Championed in Presidential addresses, the concept of widespread availability of interoperable, patient-controlled medical records is expressed in many activities within the federal government. At present, federal policy development regarding PHRs is framed largely by individual agency programs and objectives, while private sector development of PHRs is significantly intertwined with slow but growing momentum toward increased adoption of clinician-controlled electronic health records (EHRs). At the same time, questions are surfacing about the most appropriate ways for government to support positive trends and serve the public interest as PHRs evolve in both the public and private sectors. Even as people in government show a great deal of interest and optimism about the prospects for a higher level of consumer engagement via PHRs, they also recognize the challenges to be addressed in this area. As government moves into new areas, there is new potential for both cooperation and friction with the health care and information technology (IT) industries, and for both meeting public needs and arousing public concerns. Some agencies are communicating with others about their respective PHR activities, but at present most decisions related to PHRs are being made internally by individual agencies. As the scope of federal activity in this area increases, so does the need for more planning, pacing and coordination.
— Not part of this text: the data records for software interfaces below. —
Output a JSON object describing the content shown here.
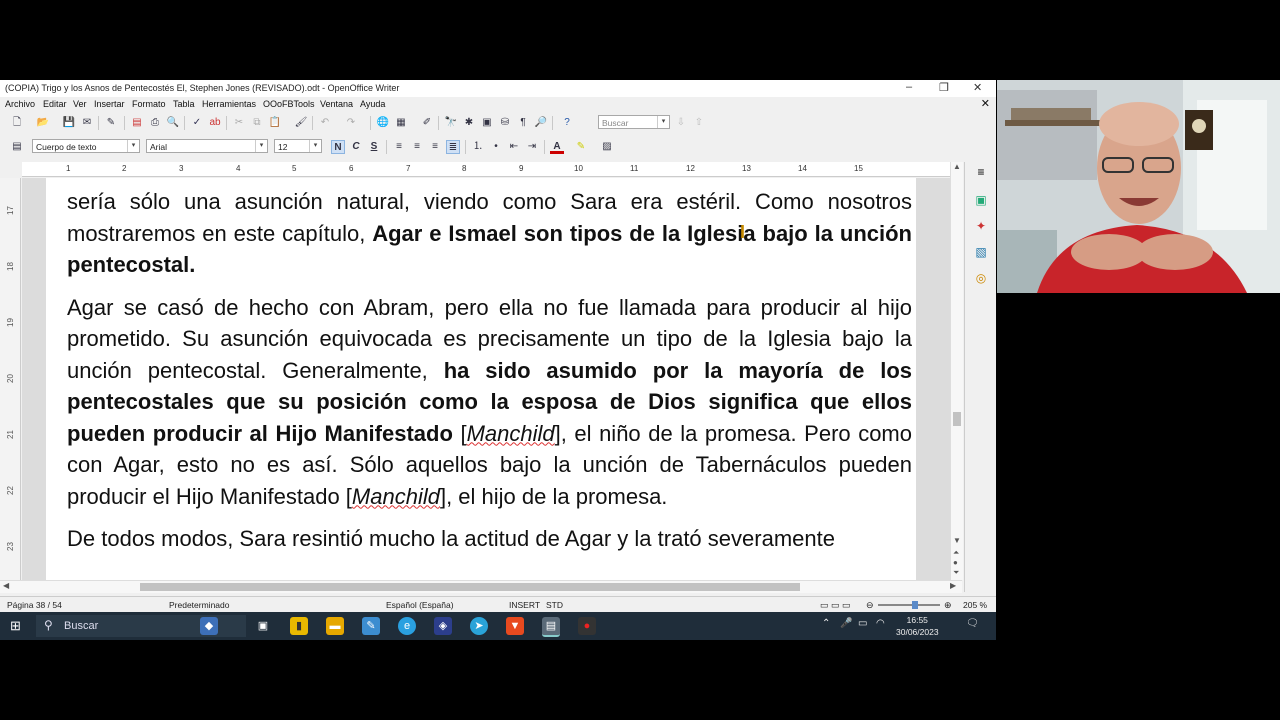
{
  "window": {
    "title": "(COPIA) Trigo y los Asnos de Pentecostés El, Stephen Jones (REVISADO).odt - OpenOffice Writer",
    "controls": [
      "–",
      "❐",
      "✕"
    ]
  },
  "menu": [
    "Archivo",
    "Editar",
    "Ver",
    "Insertar",
    "Formato",
    "Tabla",
    "Herramientas",
    "OOoFBTools",
    "Ventana",
    "Ayuda"
  ],
  "toolbar": {
    "search_placeholder": "Buscar"
  },
  "format_bar": {
    "paragraph_style": "Cuerpo de texto",
    "font_name": "Arial",
    "font_size": "12",
    "bold": "N",
    "italic": "C",
    "underline": "S"
  },
  "ruler": {
    "numbers": [
      "1",
      "2",
      "3",
      "4",
      "5",
      "6",
      "7",
      "8",
      "9",
      "10",
      "11",
      "12",
      "13",
      "14",
      "15"
    ]
  },
  "vruler": {
    "numbers": [
      "17",
      "18",
      "19",
      "20",
      "21",
      "22",
      "23"
    ]
  },
  "document": {
    "p1_a": "sería sólo una asunción natural, viendo como Sara era estéril. Como nosotros mostraremos en este capítulo, ",
    "p1_b": "Agar e Ismael son tipos de la Iglesia bajo la unción pentecostal.",
    "p2_a": "Agar se casó de hecho con Abram, pero ella no fue llamada para producir al hijo prometido. Su asunción equivocada es precisamente un tipo de la Iglesia bajo la unción pentecostal. Generalmente, ",
    "p2_b": "ha sido asumido por la mayoría de los pentecostales que su posición como la esposa de Dios significa que ellos pueden producir al Hijo Manifestado",
    "p2_c": " [",
    "p2_d": "Manchild",
    "p2_e": "], el niño de la promesa. Pero como con Agar, esto no es así. Sólo aquellos bajo la unción de Tabernáculos pueden producir el Hijo Manifestado [",
    "p2_f": "Manchild",
    "p2_g": "], el hijo de la promesa.",
    "p3": "De todos modos, Sara resintió mucho la actitud de Agar y la trató severamente"
  },
  "status": {
    "page": "Página  38 / 54",
    "style": "Predeterminado",
    "language": "Español (España)",
    "mode": "INSERT",
    "selection": "STD",
    "zoom": "205 %",
    "zoom_level": 0.6
  },
  "taskbar": {
    "search": "Buscar",
    "time": "16:55",
    "date": "30/06/2023"
  }
}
FACCT - Foundation for Accountability conducted a series of interviews to inform this discussion paper, which was commissioned by the Office of Disease Prevention and Health Promotion (ODPHP) of the Department of Health and Human Services (HHS).2 (The individuals commissioned to write this discussion paper are referred to here as "the project team.") The purpose is not to conduct an inventory of federal PHR activities but to identify points of consensus and disagreement; to critically analyze the opportunities, decisions and challenges that agencies are likely to encounter in the near term; and to suggest possible priorities for the federal government. The findings are intended to stimulate and inform the policy discussion on this subject and to be useful to HHS as it develops its activities.3
The paper has five sections. Sections II and III, which are based on the interviews, review current leading-edge thinking and activity around PHRs within the federal government and the themes that emerged about potential federal contributions. Section IV comments on the challenges the government faces as it moves forward in this area. Section V summarizes key points and presents the project team's conclusions about priorities and possible pitfalls. Appendix 1 provides a brief overview of evolving conceptions of PHRs. The interviewees for this paper are listed in Appendix 2.
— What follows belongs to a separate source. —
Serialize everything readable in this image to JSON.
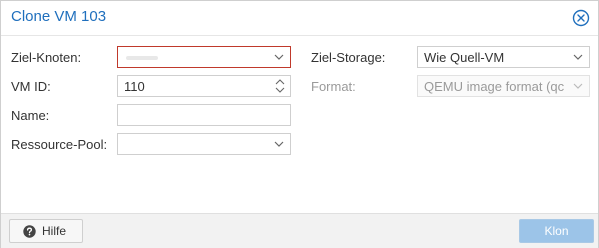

 FACCT executive staff David Lansky, PhD, and Josh Lemieux changed employers during the course of this project. The completion of this paper has been made possible through a donation of their time by the new employers, the Markle Foundation and Omnimedix Institute, respectively, both working under the auspices of the Markle Foundationís Connecting for HealthÖA Public-Private Collaborative. FACCT has since closed its business operations.
 The primary source for the paper is a series of 15 interviews with people in key positions in HHS agencies, the Department of Defense (DoD) and the Veterans Health Administration (VA), as well as with individuals in the health care and health information technology industries and in a medical informatics professional association. (See Appendix 2 for the list of interviewees.) The paper builds on a recent series of foundational reports by Connecting for Health, a collaborative among government, industry and health care leaders that places PHRs and empowered consumers at the center of a strategy to improve national health care quality and outcomes. In addition, it draws on presentations and discussions at two recent hearings on PHR models by the National Committee on Vital and Health Statistics (NCVHS) Workgroup on the National Health Information Infrastructure (November 12, 2004 and January 5-6, 2005). NCVHS is the official advisory body to HHS on health information policy.